One of the standard responses to the censorship of literature is to invoke a version of aesthetic autonomy: the censor, so the argument goes, is misguided at best, but probably just boorish, because the game being played in the text is more nuanced, complex, and sophisticated than the game the censor thinks is the one being played. This was, for example, the defense most widely aired following the Iranian fatwa against Salman Rushdie, not least by Rushdie himself. But as Peter McDonald shows in his remarkable book The Literature Police, in the South African case the apartheid censors, many of whom were literature professors, were motivated in part by aesthetic universalism. Their task, as they saw it and as T.S. Eliot put it, was ‘to purify the language of the tribe.’ When it came to making decisions about whether to ban a work of fiction, their decisions therefore frequently turned on the work’s aesthetic standing. As we now know from the censors’ archives, the results involve contradictions that speak tellingly of the seriousness of literary communication under a censorious regime. This paper looks into the experience of South Africa's Nobel laureates, Nadine Gordimer and J.M. Coetzee, faced with apartheid-era censorship.
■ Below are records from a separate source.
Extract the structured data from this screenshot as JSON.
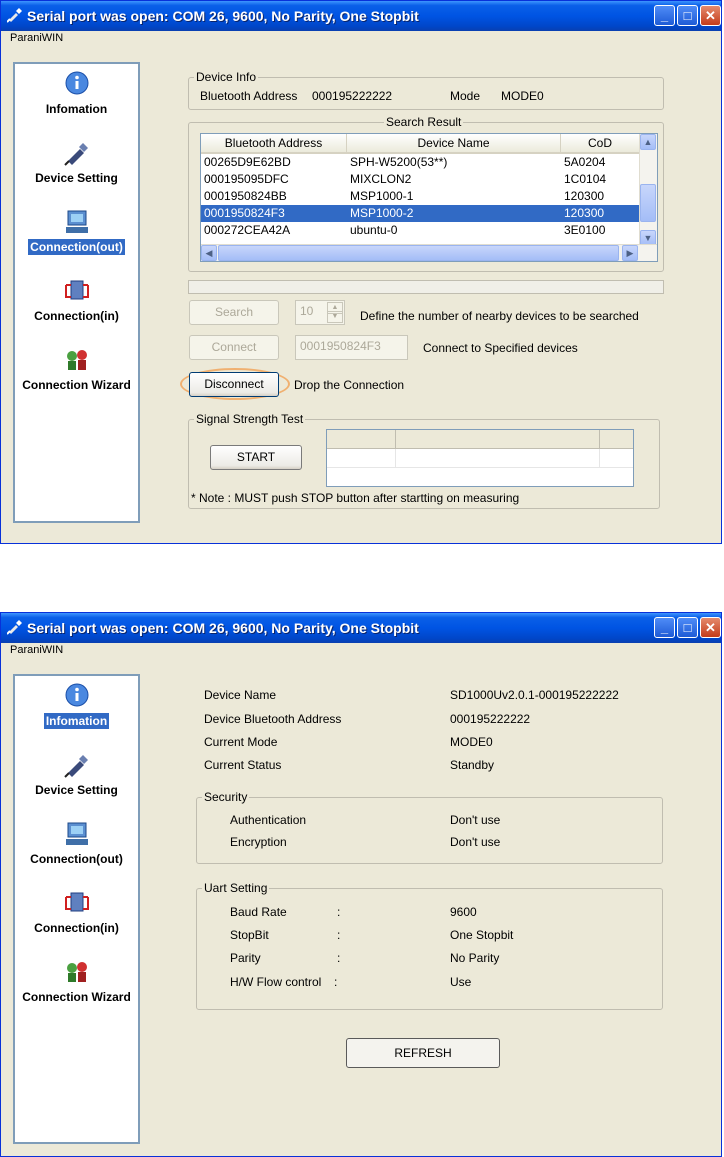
{
  "window1": {
    "title": "Serial port was open: COM 26, 9600, No Parity, One Stopbit",
    "menu": "ParaniWIN",
    "sidebar": [
      {
        "label": "Infomation"
      },
      {
        "label": "Device Setting"
      },
      {
        "label": "Connection(out)"
      },
      {
        "label": "Connection(in)"
      },
      {
        "label": "Connection Wizard"
      }
    ],
    "device_info": {
      "legend": "Device Info",
      "bt_label": "Bluetooth Address",
      "bt_value": "000195222222",
      "mode_label": "Mode",
      "mode_value": "MODE0"
    },
    "search_result": {
      "legend": "Search Result",
      "columns": [
        "Bluetooth Address",
        "Device Name",
        "CoD"
      ],
      "rows": [
        [
          "00265D9E62BD",
          "SPH-W5200(53**)",
          "5A0204"
        ],
        [
          "000195095DFC",
          "MIXCLON2",
          "1C0104"
        ],
        [
          "0001950824BB",
          "MSP1000-1",
          "120300"
        ],
        [
          "0001950824F3",
          "MSP1000-2",
          "120300"
        ],
        [
          "000272CEA42A",
          "ubuntu-0",
          "3E0100"
        ]
      ],
      "selected_row": 3
    },
    "search_button": "Search",
    "search_count": "10",
    "search_desc": "Define the number of nearby devices to be searched",
    "connect_button": "Connect",
    "connect_value": "0001950824F3",
    "connect_desc": "Connect to Specified devices",
    "disconnect_button": "Disconnect",
    "disconnect_desc": "Drop the Connection",
    "signal": {
      "legend": "Signal Strength Test",
      "start_button": "START",
      "note": "* Note : MUST push STOP button after startting on measuring"
    }
  },
  "window2": {
    "title": "Serial port was open: COM 26, 9600, No Parity, One Stopbit",
    "menu": "ParaniWIN",
    "sidebar": [
      {
        "label": "Infomation"
      },
      {
        "label": "Device Setting"
      },
      {
        "label": "Connection(out)"
      },
      {
        "label": "Connection(in)"
      },
      {
        "label": "Connection Wizard"
      }
    ],
    "info": [
      {
        "label": "Device Name",
        "value": "SD1000Uv2.0.1-000195222222"
      },
      {
        "label": "Device Bluetooth Address",
        "value": "000195222222"
      },
      {
        "label": "Current Mode",
        "value": "MODE0"
      },
      {
        "label": "Current Status",
        "value": "Standby"
      }
    ],
    "security": {
      "legend": "Security",
      "rows": [
        {
          "label": "Authentication",
          "value": "Don't use"
        },
        {
          "label": "Encryption",
          "value": "Don't use"
        }
      ]
    },
    "uart": {
      "legend": "Uart Setting",
      "colon": ":",
      "rows": [
        {
          "label": "Baud Rate",
          "value": "9600"
        },
        {
          "label": "StopBit",
          "value": "One Stopbit"
        },
        {
          "label": "Parity",
          "value": "No Parity"
        },
        {
          "label": "H/W Flow control",
          "value": "Use"
        }
      ]
    },
    "refresh_button": "REFRESH"
  }
}
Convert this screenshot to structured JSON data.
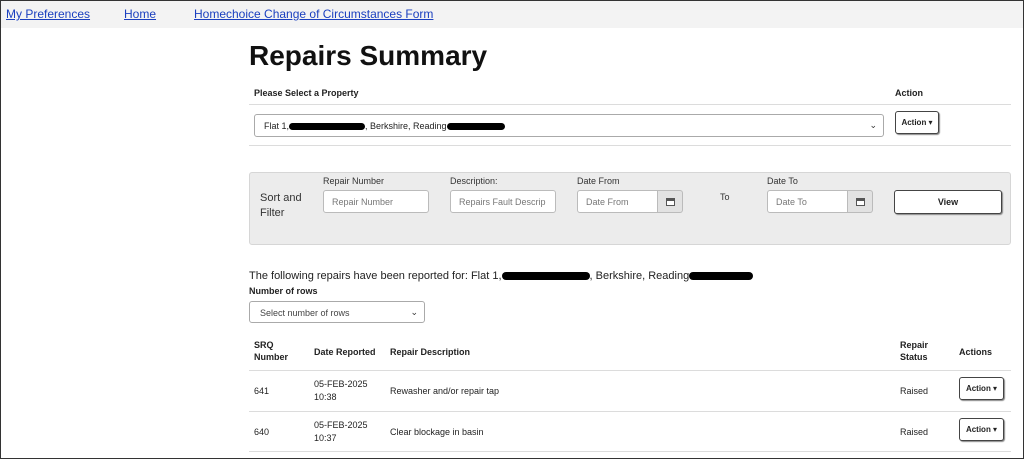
{
  "nav": {
    "links": [
      "My Preferences",
      "Home",
      "Homechoice Change of Circumstances Form"
    ],
    "link_color": "#1a3fbf"
  },
  "page": {
    "title": "Repairs Summary"
  },
  "property": {
    "label": "Please Select a Property",
    "action_label": "Action",
    "selected": {
      "prefix": "Flat 1,",
      "middle": ", Berkshire, Reading"
    },
    "action_button": "Action ▾"
  },
  "filter": {
    "title": "Sort and Filter",
    "repair_number": {
      "label": "Repair Number",
      "placeholder": "Repair Number"
    },
    "description": {
      "label": "Description:",
      "placeholder": "Repairs Fault Descrip"
    },
    "date_from": {
      "label": "Date From",
      "placeholder": "Date From"
    },
    "to_label": "To",
    "date_to": {
      "label": "Date To",
      "placeholder": "Date To"
    },
    "view_button": "View",
    "background": "#ececec"
  },
  "report": {
    "prefix": "The following repairs have been reported for: Flat 1,",
    "middle": ", Berkshire, Reading"
  },
  "rows_selector": {
    "label": "Number of rows",
    "selected": "Select number of rows"
  },
  "table": {
    "headers": {
      "srq": "SRQ Number",
      "date": "Date Reported",
      "description": "Repair Description",
      "status": "Repair Status",
      "actions": "Actions"
    },
    "rows": [
      {
        "srq": "641",
        "date": "05-FEB-2025",
        "time": "10:38",
        "description": "Rewasher and/or repair tap",
        "status": "Raised",
        "action": "Action ▾"
      },
      {
        "srq": "640",
        "date": "05-FEB-2025",
        "time": "10:37",
        "description": "Clear blockage in basin",
        "status": "Raised",
        "action": "Action ▾"
      }
    ]
  }
}
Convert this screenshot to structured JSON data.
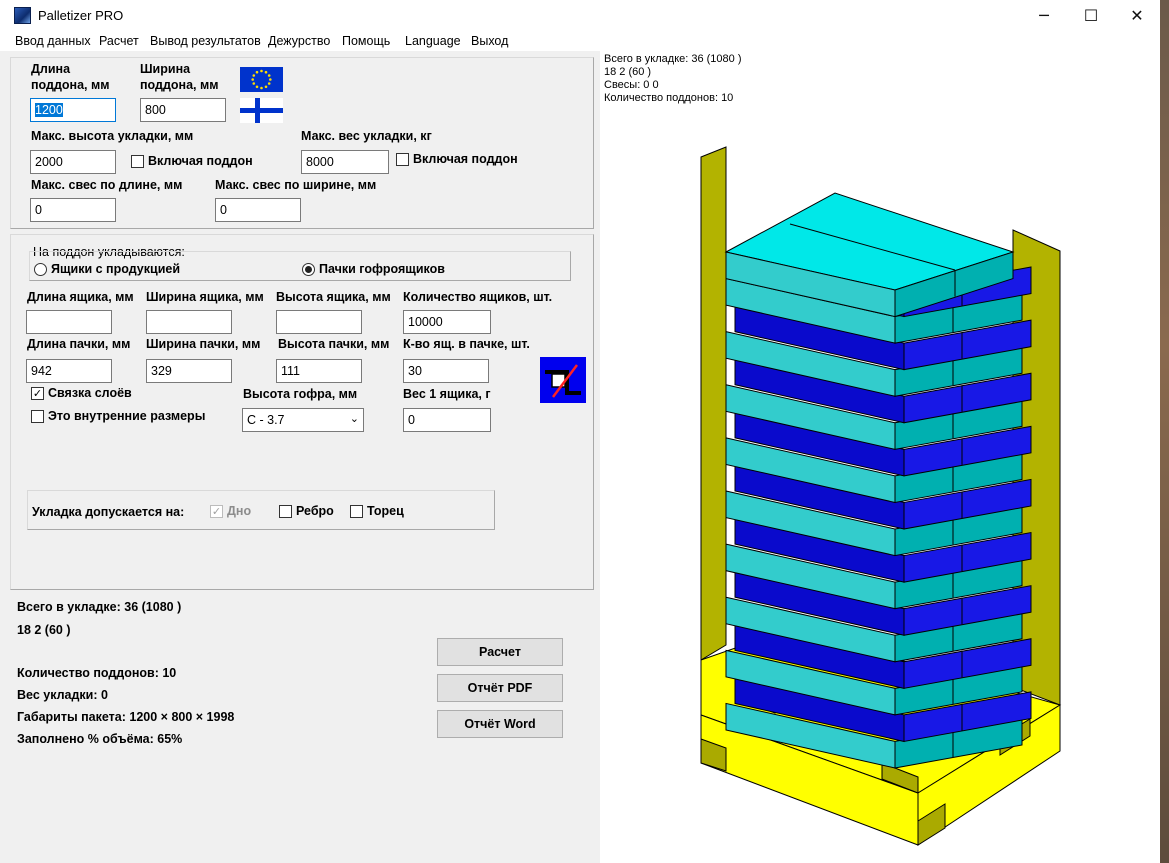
{
  "window": {
    "title": "Palletizer PRO",
    "minimize_symbol": "─",
    "maximize_symbol": "☐",
    "close_symbol": "✕"
  },
  "menu": [
    "Ввод данных",
    "Расчет",
    "Вывод результатов",
    "Дежурство",
    "Помощь",
    "Language",
    "Выход"
  ],
  "pallet": {
    "length_label": "Длина поддона, мм",
    "length_value": "1200",
    "width_label": "Ширина поддона, мм",
    "width_value": "800",
    "max_height_label": "Макс. высота укладки, мм",
    "max_height_value": "2000",
    "include_pallet_height_label": "Включая поддон",
    "max_weight_label": "Макс. вес укладки, кг",
    "max_weight_value": "8000",
    "include_pallet_weight_label": "Включая поддон",
    "max_overhang_length_label": "Макс. свес по длине, мм",
    "max_overhang_length_value": "0",
    "max_overhang_width_label": "Макс. свес по ширине, мм",
    "max_overhang_width_value": "0"
  },
  "load": {
    "group_label": "На поддон укладываются:",
    "option_boxes": "Ящики с продукцией",
    "option_bundles": "Пачки гофроящиков",
    "selected": "bundles",
    "box_length_label": "Длина ящика, мм",
    "box_length_value": "",
    "box_width_label": "Ширина ящика, мм",
    "box_width_value": "",
    "box_height_label": "Высота ящика, мм",
    "box_height_value": "",
    "box_count_label": "Количество ящиков, шт.",
    "box_count_value": "10000",
    "bundle_length_label": "Длина пачки, мм",
    "bundle_length_value": "942",
    "bundle_width_label": "Ширина пачки, мм",
    "bundle_width_value": "329",
    "bundle_height_label": "Высота пачки, мм",
    "bundle_height_value": "111",
    "boxes_per_bundle_label": "К-во ящ. в пачке, шт.",
    "boxes_per_bundle_value": "30",
    "layer_tie_label": "Связка слоёв",
    "layer_tie_checked": true,
    "inner_dims_label": "Это внутренние размеры",
    "inner_dims_checked": false,
    "flute_height_label": "Высота гофра, мм",
    "flute_height_value": "C - 3.7",
    "box_weight_label": "Вес 1 ящика, г",
    "box_weight_value": "0",
    "orientation_label": "Укладка допускается на:",
    "orient_bottom_label": "Дно",
    "orient_edge_label": "Ребро",
    "orient_end_label": "Торец"
  },
  "results": {
    "total_line": "Всего в укладке: 36  (1080 )",
    "layers_line": "18  2  (60 )",
    "pallets_line": "Количество поддонов: 10",
    "weight_line": "Вес укладки: 0",
    "dims_line": "Габариты пакета: 1200 × 800 × 1998",
    "fill_line": "Заполнено % объёма:  65%"
  },
  "buttons": {
    "calc": "Расчет",
    "pdf": "Отчёт PDF",
    "word": "Отчёт Word"
  },
  "preview": {
    "total_line": "Всего в укладке: 36  (1080 )",
    "layers_line": "18  2  (60 )",
    "overhang_line": "Свесы: 0  0",
    "pallets_line": "Количество поддонов: 10",
    "layer_count": 18,
    "colors": {
      "navy": "#0a0acc",
      "navy_side": "#1818e6",
      "teal_top": "#00e8e8",
      "teal_side": "#00b0b0",
      "teal_front": "#33cccc",
      "pallet": "#ffff00",
      "pallet_dark": "#aaaa00",
      "wall": "#b3b300"
    }
  }
}
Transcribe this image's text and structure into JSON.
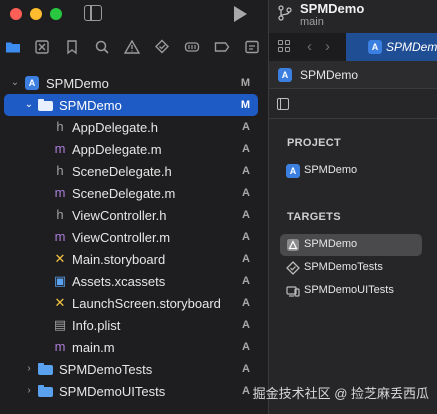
{
  "window": {
    "traffic_lights": [
      "#ff5f57",
      "#febc2e",
      "#28c840"
    ]
  },
  "navigator_icons": [
    "folder-icon",
    "source-control-icon",
    "bookmark-icon",
    "find-icon",
    "issue-icon",
    "test-icon",
    "debug-icon",
    "breakpoint-icon",
    "report-icon"
  ],
  "tree": {
    "items": [
      {
        "label": "SPMDemo",
        "status": "M",
        "icon": "project-icon"
      },
      {
        "label": "SPMDemo",
        "status": "M",
        "icon": "folder-icon"
      },
      {
        "label": "AppDelegate.h",
        "status": "A",
        "glyph": "h"
      },
      {
        "label": "AppDelegate.m",
        "status": "A",
        "glyph": "m"
      },
      {
        "label": "SceneDelegate.h",
        "status": "A",
        "glyph": "h"
      },
      {
        "label": "SceneDelegate.m",
        "status": "A",
        "glyph": "m"
      },
      {
        "label": "ViewController.h",
        "status": "A",
        "glyph": "h"
      },
      {
        "label": "ViewController.m",
        "status": "A",
        "glyph": "m"
      },
      {
        "label": "Main.storyboard",
        "status": "A",
        "glyph": "✕"
      },
      {
        "label": "Assets.xcassets",
        "status": "A",
        "glyph": "▣"
      },
      {
        "label": "LaunchScreen.storyboard",
        "status": "A",
        "glyph": "✕"
      },
      {
        "label": "Info.plist",
        "status": "A",
        "glyph": "▤"
      },
      {
        "label": "main.m",
        "status": "A",
        "glyph": "m"
      },
      {
        "label": "SPMDemoTests",
        "status": "A",
        "icon": "folder-icon"
      },
      {
        "label": "SPMDemoUITests",
        "status": "A",
        "icon": "folder-icon"
      }
    ]
  },
  "toolbar": {
    "project_name": "SPMDemo",
    "branch": "main"
  },
  "editor": {
    "tab_label": "SPMDemo",
    "jump_bar": "SPMDemo"
  },
  "project_panel": {
    "project_heading": "PROJECT",
    "project_item": "SPMDemo",
    "targets_heading": "TARGETS",
    "targets": [
      "SPMDemo",
      "SPMDemoTests",
      "SPMDemoUITests"
    ]
  },
  "watermark": "掘金技术社区 @ 捡芝麻丢西瓜"
}
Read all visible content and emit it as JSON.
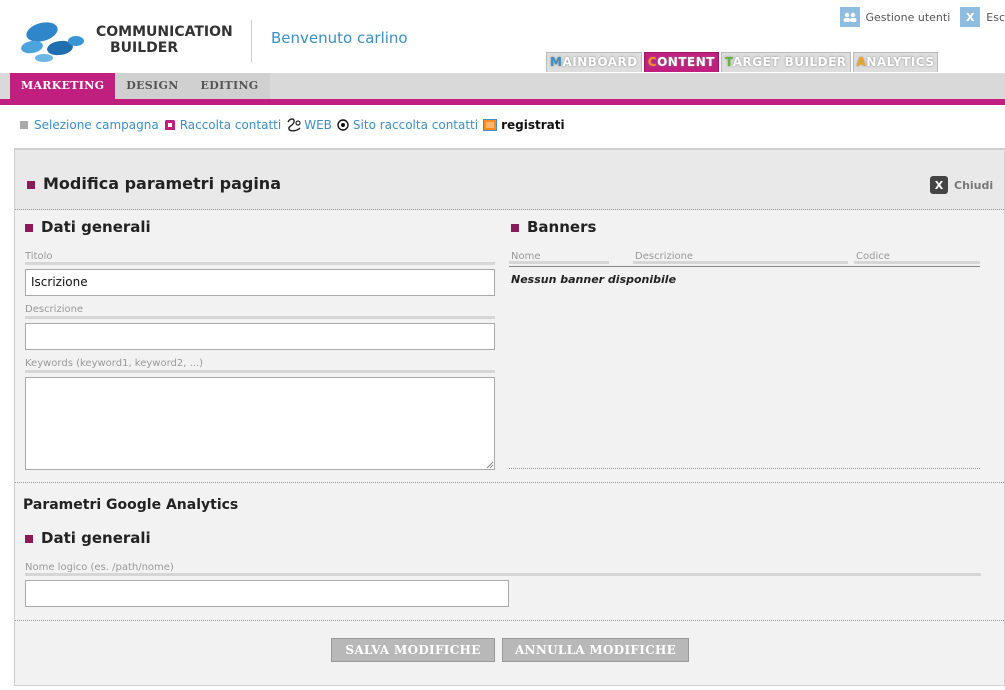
{
  "header": {
    "brand_line1": "COMMUNICATION",
    "brand_line2": "BUILDER",
    "welcome": "Benvenuto carlino",
    "user_admin_label": "Gestione utenti",
    "exit_label": "Esc"
  },
  "main_tabs": [
    {
      "label": "MAINBOARD",
      "initial_color": "#3a8fc6",
      "active": false
    },
    {
      "label": "CONTENT",
      "initial_color": "#ff8a1f",
      "active": true
    },
    {
      "label": "TARGET BUILDER",
      "initial_color": "#68b13a",
      "active": false
    },
    {
      "label": "ANALYTICS",
      "initial_color": "#f2a51a",
      "active": false
    }
  ],
  "sub_tabs": [
    {
      "label": "MARKETING",
      "active": true
    },
    {
      "label": "DESIGN",
      "active": false
    },
    {
      "label": "EDITING",
      "active": false
    }
  ],
  "breadcrumb": {
    "campaign": "Selezione campagna",
    "contacts": "Raccolta contatti",
    "web": "WEB",
    "site": "Sito raccolta contatti",
    "current": "registrati"
  },
  "panel": {
    "title": "Modifica parametri pagina",
    "close_label": "Chiudi",
    "general": {
      "title": "Dati generali",
      "title_label": "Titolo",
      "title_value": "Iscrizione",
      "description_label": "Descrizione",
      "description_value": "",
      "keywords_label": "Keywords (keyword1, keyword2, ...)",
      "keywords_value": ""
    },
    "banners": {
      "title": "Banners",
      "columns": [
        "Nome",
        "Descrizione",
        "Codice"
      ],
      "empty_message": "Nessun banner disponibile"
    },
    "ga": {
      "title": "Parametri Google Analytics",
      "general_title": "Dati generali",
      "logical_name_label": "Nome logico (es. /path/nome)",
      "logical_name_value": ""
    },
    "save_label": "SALVA MODIFICHE",
    "cancel_label": "ANNULLA MODIFICHE"
  },
  "colors": {
    "accent": "#c11f7f",
    "link": "#3a8fc6",
    "bullet": "#8b1a58"
  }
}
“Historicising Fictionality” is a strand of the 2019 ICNS programme, Limit Narratology: Cognition and Culture, which juxtaposes the most basic form of narrative sense-making as a cognitive faculty with the cultural role of highly elaborate fictional narratives. The seminars are organised around two centres of interest: “Narrative and the Senses” considers the evocation of the senses in narrative texts as a figure or mediation of narrative sense, and the grounding of narrative cognition in embodiment and sensory experience; “Historicising Fictionality” concerns fiction as an evolving communicative and rhetorical resource, with a traceable cultural history and a principle of development located in the recursively reflexive logic of narrative discourse.